The sharp young eyes had penetrated the gloom below the platform.
"Why, Nunkie, there is a face I know. Heavens! It is our tutor from Chastlecote. Old Puffin we called him, for he puffs like my spaniel. A faithful soul, Nunkie, but at times oppressive. What can he want so far from home?"
The mummer, who seemed to have assumed the duties of prosecution, answered:
"The man Johnson is accused of being act and part with the other in conspiracy against His Majesty's throne."
The girl's laughter trilled through the place. "Oh, what delectable folly! Mr. Samuel a conspirator! He is too large and noisy, Nunkie, and far, far too much of a sobersides. But give me the paper and I will be your clerk."

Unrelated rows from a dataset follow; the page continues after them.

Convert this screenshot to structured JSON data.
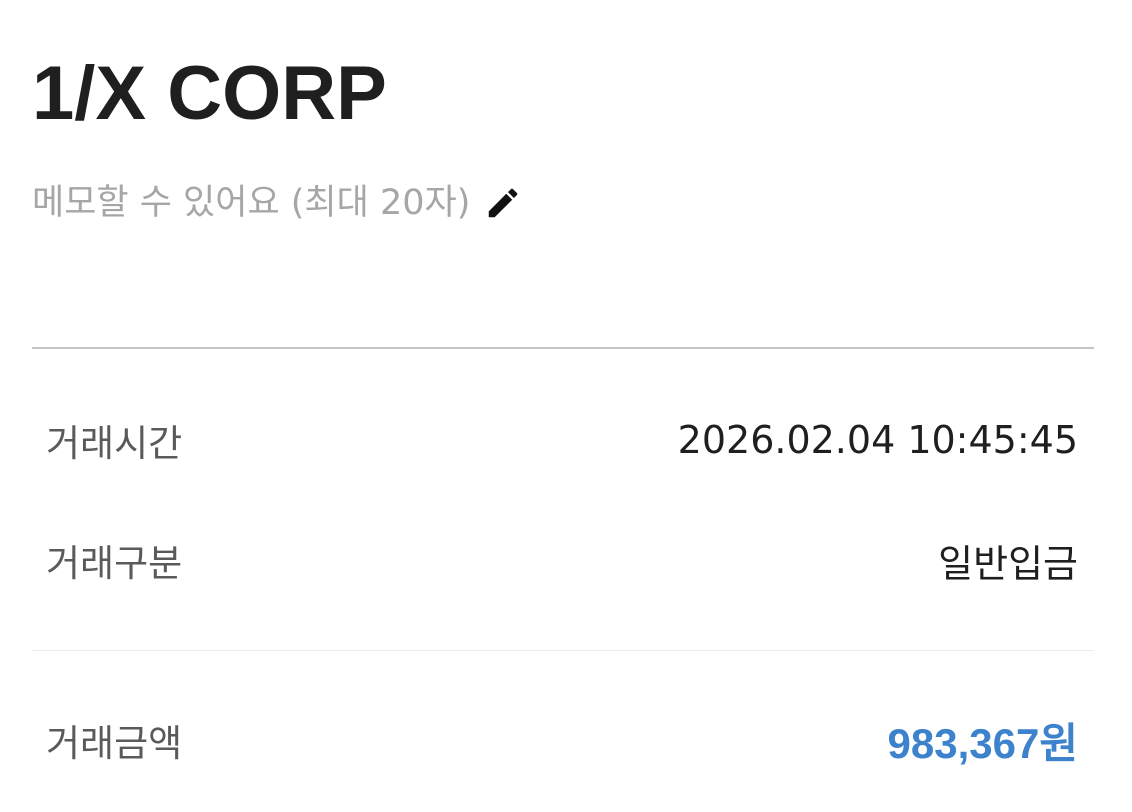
{
  "header": {
    "title": "1/X CORP"
  },
  "memo": {
    "placeholder": "메모할 수 있어요 (최대 20자)",
    "icon": "pencil-icon"
  },
  "details": {
    "time": {
      "label": "거래시간",
      "value": "2026.02.04 10:45:45"
    },
    "type": {
      "label": "거래구분",
      "value": "일반입금"
    },
    "amount": {
      "label": "거래금액",
      "value": "983,367원"
    }
  },
  "colors": {
    "amount": "#3d82cc",
    "memo_placeholder": "#a6a6a6",
    "label": "#5a5a5a"
  }
}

With disquiet and amazement Alastair listened to the record. His full name was set down and his rank in King Louis' service. His journey into Oxfordshire was retailed, and its purpose, but the name of Cornbury was omitted. Then followed his expedition into Wales, with special mention of Wynnstay, and last his urgent reasons for returning north. Whoever had compiled the indictment was most intimately informed of all his doings. His head swam, for the thing seemed starkly incredible, and the sense of having lived unwittingly close to a deadly foe affected him with something not far from fear.
"What do you say to that?" Squire Thicknesse asked.
"That it is some foolish blunder. You have laid hold on the wrong man, sir, and I admit no part of it except the name, which is mine, and, with deference, as ancient and unsmirched as your honour's. No single fact can be adduced to substantiate these charges."
"They will be abundantly proven." The mummer's voice croaked ominous as a raven's.
The charge against Johnson proved to be much flimsier, and was derided by the girl. "I insist that you straightly discharge my Mr. Samuel," she cried. "I will go bail for his good behaviour, and to-morrow a servant shall take him back to Chastlecote. He is too innocent to be left alone. The other——"
"He says he is an agent of the Duke of Queensberry," said the relentless mummer. "I can prove him to be a liar."
The girl was apparently not listening. Her eyes had caught Alastair's and some intelligence seemed to pass from them to his. She spoke a word in the Squire's ear and then looked beyond the prisoners to the mummer.
"My uncle, who is known for his loyalty to the present Majesty, will take charge of the younger prisoner and send him safe to-morrow to Birmingham. The other he will discharge. … That is your will, Nunkie?"
The Squire nodded. He was feeling very sleepy and at the same time very thirsty, and his mind hovered between bed and a fresh bottle.
"You may go home now, friends," she said, "and sweet dreams to you. You, constable, bring the two men to the Great Hall." Then she slipped an arm inside her uncle's. "My Mr. Sam shall sup in the buttery and have a bed from Giles. To-morrow we will find him a horse. You are a wise judge, Nunkie, and do not waste your wisdom on innocents. The other man looks dangerous and must be well guarded. Put him in the Tower garret, and give Giles the key. But first let the poor creature have bite and sup, if he wants it. He has the air of a gentleman."
As Alastair walked before the staff of the constable, who wielded it like an ox-goad, his mind was furiously busy at guessing the source of the revelations in the warrant. Not till they stood in the glow of the hall lights did the notion of Kyd's servant come to him by the process of exhausting other possibilities. But the man had set off with Kyd early that morning for the South from a place forty miles distant. It was a naked absurdity, but nevertheless he asked Johnson the question, "Where did you see the serving man who took your horse at Cornbury?"
The answer staggered him. "This very day at the gate of this place about an hour after noon."
As his perturbed gaze roamed round the hall he caught again the eye of the girl, looking back with her foot on the staircase. This time there could be no mistake. Her face was bright with confidential friendliness.